Which of the lines in the listing that follows hold "text"? Pull each one out.

============

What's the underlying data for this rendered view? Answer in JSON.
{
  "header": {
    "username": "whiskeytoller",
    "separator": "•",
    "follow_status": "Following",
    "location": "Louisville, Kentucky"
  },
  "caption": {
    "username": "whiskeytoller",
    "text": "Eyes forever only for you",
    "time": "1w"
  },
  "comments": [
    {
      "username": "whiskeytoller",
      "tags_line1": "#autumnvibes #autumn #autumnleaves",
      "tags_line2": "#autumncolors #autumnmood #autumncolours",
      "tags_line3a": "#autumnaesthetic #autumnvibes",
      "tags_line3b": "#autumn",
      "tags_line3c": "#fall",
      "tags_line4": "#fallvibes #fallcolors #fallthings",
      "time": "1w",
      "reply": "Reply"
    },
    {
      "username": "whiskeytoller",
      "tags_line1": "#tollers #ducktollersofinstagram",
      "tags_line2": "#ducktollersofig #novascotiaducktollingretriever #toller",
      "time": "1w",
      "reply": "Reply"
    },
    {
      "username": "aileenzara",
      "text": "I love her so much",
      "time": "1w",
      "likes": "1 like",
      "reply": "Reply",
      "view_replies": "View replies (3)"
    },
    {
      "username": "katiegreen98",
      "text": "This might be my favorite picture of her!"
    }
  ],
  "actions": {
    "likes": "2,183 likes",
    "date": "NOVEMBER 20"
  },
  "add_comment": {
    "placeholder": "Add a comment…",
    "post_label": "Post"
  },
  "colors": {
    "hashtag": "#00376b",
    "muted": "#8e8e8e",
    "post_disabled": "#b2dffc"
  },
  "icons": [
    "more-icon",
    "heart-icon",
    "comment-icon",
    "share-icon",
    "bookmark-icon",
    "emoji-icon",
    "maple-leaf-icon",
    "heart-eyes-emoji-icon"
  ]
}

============

[Output for this exercise]
    "text": "Eyes forever only for you",
      "text": "I love her so much",
      "text": "This might be my favorite picture of her!"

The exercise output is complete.